• _Required action_: Give all the records again, with no alterations.

• _Items from an interface collection_:
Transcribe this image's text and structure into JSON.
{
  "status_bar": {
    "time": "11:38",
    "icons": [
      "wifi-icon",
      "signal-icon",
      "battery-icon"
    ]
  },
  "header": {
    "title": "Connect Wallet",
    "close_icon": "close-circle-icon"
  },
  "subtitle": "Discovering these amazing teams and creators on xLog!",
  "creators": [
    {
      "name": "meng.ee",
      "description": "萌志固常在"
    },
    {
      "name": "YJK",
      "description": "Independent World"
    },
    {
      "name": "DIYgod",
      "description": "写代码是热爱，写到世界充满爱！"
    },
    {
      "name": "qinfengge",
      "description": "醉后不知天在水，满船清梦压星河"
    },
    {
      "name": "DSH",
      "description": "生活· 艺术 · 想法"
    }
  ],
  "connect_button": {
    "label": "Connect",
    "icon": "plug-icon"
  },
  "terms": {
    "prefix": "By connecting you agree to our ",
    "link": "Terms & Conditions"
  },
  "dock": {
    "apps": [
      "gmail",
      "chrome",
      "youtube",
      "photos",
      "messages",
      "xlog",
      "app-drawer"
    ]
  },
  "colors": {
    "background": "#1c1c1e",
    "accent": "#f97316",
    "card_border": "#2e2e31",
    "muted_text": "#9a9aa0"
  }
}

• _Result_:
Transcribe this image's text and structure into JSON.
{
  "status_bar": {
    "time": "11:38",
    "icons": [
      "wifi-icon",
      "signal-icon",
      "battery-icon"
    ]
  },
  "header": {
    "title": "Connect Wallet",
    "close_icon": "close-circle-icon"
  },
  "subtitle": "Discovering these amazing teams and creators on xLog!",
  "creators": [
    {
      "name": "meng.ee",
      "description": "萌志固常在"
    },
    {
      "name": "YJK",
      "description": "Independent World"
    },
    {
      "name": "DIYgod",
      "description": "写代码是热爱，写到世界充满爱！"
    },
    {
      "name": "qinfengge",
      "description": "醉后不知天在水，满船清梦压星河"
    },
    {
      "name": "DSH",
      "description": "生活· 艺术 · 想法"
    }
  ],
  "connect_button": {
    "label": "Connect",
    "icon": "plug-icon"
  },
  "terms": {
    "prefix": "By connecting you agree to our ",
    "link": "Terms & Conditions"
  },
  "dock": {
    "apps": [
      "gmail",
      "chrome",
      "youtube",
      "photos",
      "messages",
      "xlog",
      "app-drawer"
    ]
  },
  "colors": {
    "background": "#1c1c1e",
    "accent": "#f97316",
    "card_border": "#2e2e31",
    "muted_text": "#9a9aa0"
  }
}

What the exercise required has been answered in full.